DATA TO EXAMINE: Begin

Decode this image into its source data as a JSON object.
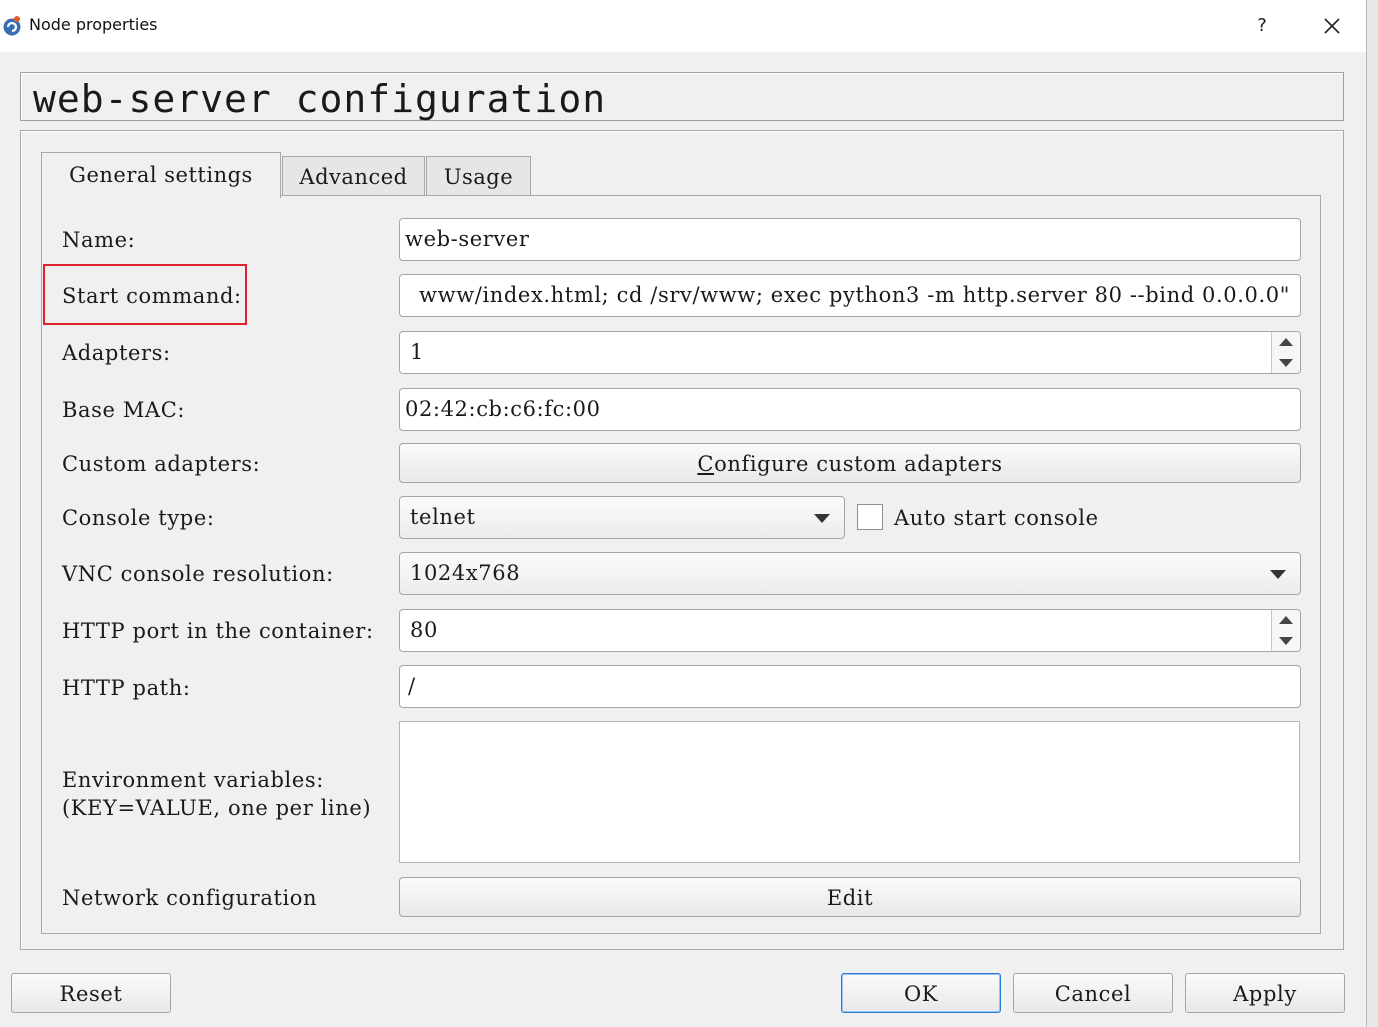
{
  "window": {
    "title": "Node properties",
    "help_label": "?",
    "icon": "gns3-app-icon"
  },
  "header": {
    "title": "web-server configuration"
  },
  "tabs": [
    {
      "label": "General settings",
      "active": true
    },
    {
      "label": "Advanced",
      "active": false
    },
    {
      "label": "Usage",
      "active": false
    }
  ],
  "form": {
    "name": {
      "label": "Name:",
      "value": "web-server"
    },
    "start_command": {
      "label": "Start command:",
      "value": "www/index.html; cd /srv/www; exec python3 -m http.server 80 --bind 0.0.0.0\""
    },
    "adapters": {
      "label": "Adapters:",
      "value": "1"
    },
    "base_mac": {
      "label": "Base MAC:",
      "value": "02:42:cb:c6:fc:00"
    },
    "custom_adapters": {
      "label": "Custom adapters:",
      "button_label_prefix": "C",
      "button_label_rest": "onfigure custom adapters"
    },
    "console_type": {
      "label": "Console type:",
      "value": "telnet",
      "auto_start_label": "Auto start console",
      "auto_start_checked": false
    },
    "vnc_resolution": {
      "label": "VNC console resolution:",
      "value": "1024x768"
    },
    "http_port": {
      "label": "HTTP port in the container:",
      "value": "80"
    },
    "http_path": {
      "label": "HTTP path:",
      "value": "/"
    },
    "env_vars": {
      "label_line1": "Environment variables:",
      "label_line2": "(KEY=VALUE, one per line)",
      "value": ""
    },
    "network_config": {
      "label": "Network configuration",
      "button_label": "Edit"
    }
  },
  "buttons": {
    "reset": "Reset",
    "ok": "OK",
    "cancel": "Cancel",
    "apply": "Apply"
  },
  "colors": {
    "highlight": "#e0222c",
    "ok_focus": "#2a7bd4"
  }
}
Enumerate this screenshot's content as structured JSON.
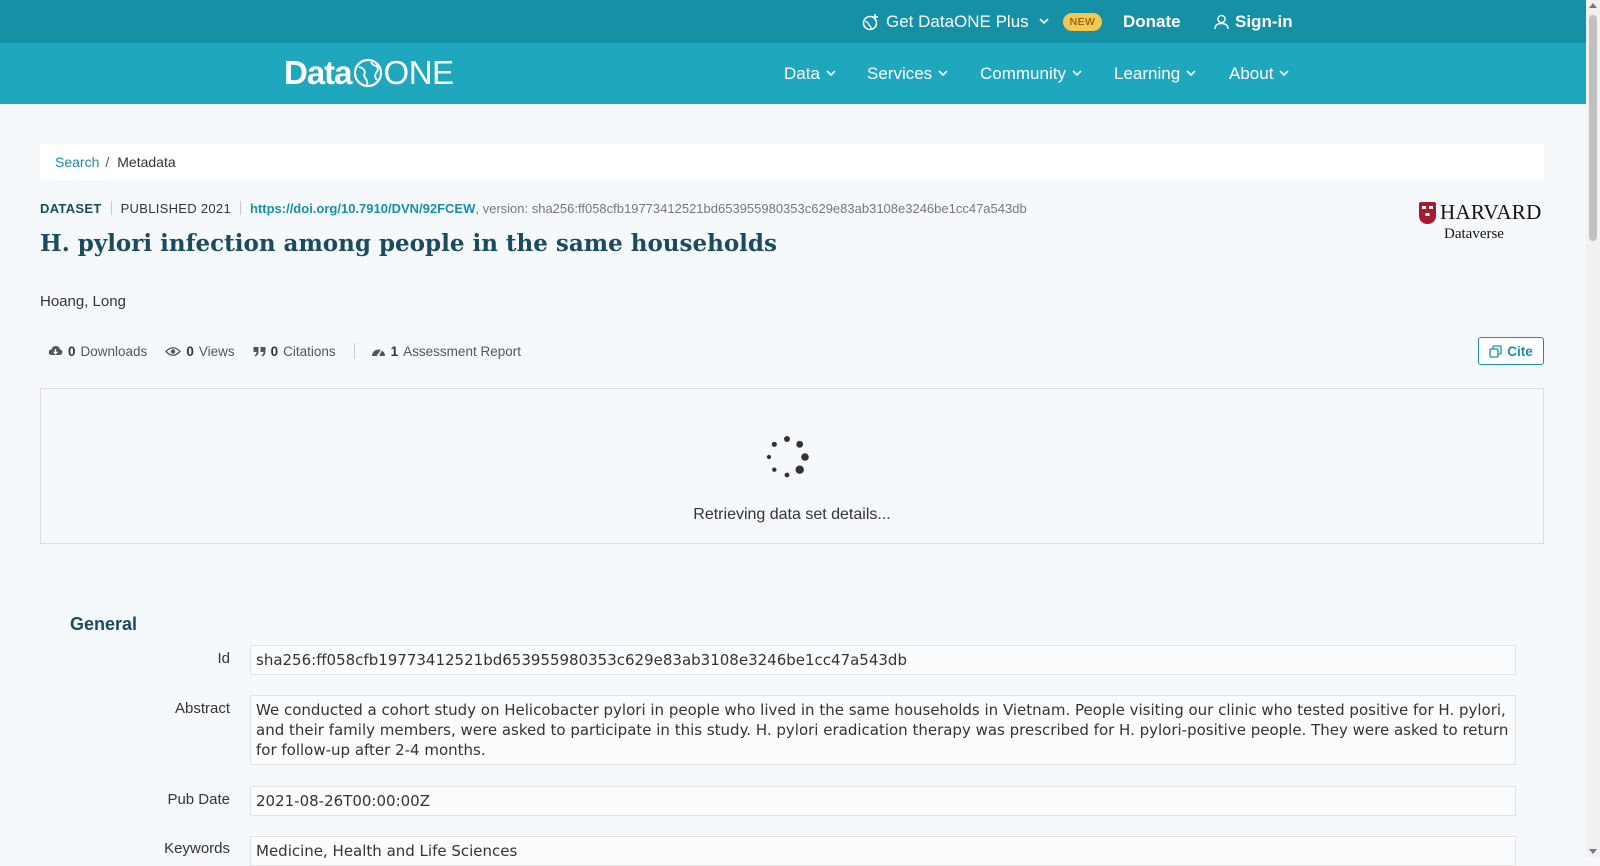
{
  "topbar": {
    "plus_label": "Get DataONE Plus",
    "new_badge": "NEW",
    "donate_label": "Donate",
    "signin_label": "Sign-in"
  },
  "logo": {
    "data": "Data",
    "one": "ONE"
  },
  "nav": {
    "items": [
      {
        "label": "Data"
      },
      {
        "label": "Services"
      },
      {
        "label": "Community"
      },
      {
        "label": "Learning"
      },
      {
        "label": "About"
      }
    ]
  },
  "breadcrumb": {
    "search": "Search",
    "separator": "/",
    "current": "Metadata"
  },
  "dataset": {
    "type": "DATASET",
    "published": "PUBLISHED 2021",
    "doi": "https://doi.org/10.7910/DVN/92FCEW",
    "version": ", version: sha256:ff058cfb19773412521bd653955980353c629e83ab3108e3246be1cc47a543db",
    "title": "H. pylori infection among people in the same households",
    "author": "Hoang, Long",
    "repository": {
      "name": "HARVARD",
      "sub": "Dataverse"
    }
  },
  "stats": {
    "downloads_count": "0",
    "downloads_label": "Downloads",
    "views_count": "0",
    "views_label": "Views",
    "citations_count": "0",
    "citations_label": "Citations",
    "assessment_count": "1",
    "assessment_label": "Assessment Report"
  },
  "cite_label": "Cite",
  "loading_text": "Retrieving data set details...",
  "general": {
    "title": "General",
    "fields": [
      {
        "label": "Id",
        "value": "sha256:ff058cfb19773412521bd653955980353c629e83ab3108e3246be1cc47a543db"
      },
      {
        "label": "Abstract",
        "value": "We conducted a cohort study on Helicobacter pylori in people who lived in the same households in Vietnam. People visiting our clinic who tested positive for H. pylori, and their family members, were asked to participate in this study. H. pylori eradication therapy was prescribed for H. pylori-positive people. They were asked to return for follow-up after 2-4 months."
      },
      {
        "label": "Pub Date",
        "value": "2021-08-26T00:00:00Z"
      },
      {
        "label": "Keywords",
        "value": "Medicine, Health and Life Sciences"
      }
    ]
  },
  "colors": {
    "topbar": "#1590a5",
    "navbar": "#1fa7bd",
    "accent": "#1a8fa5",
    "heading": "#1a4b5e",
    "badge": "#f4c84f"
  }
}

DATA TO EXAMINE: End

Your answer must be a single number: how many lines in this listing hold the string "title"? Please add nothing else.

**RESPONSE AREA**
4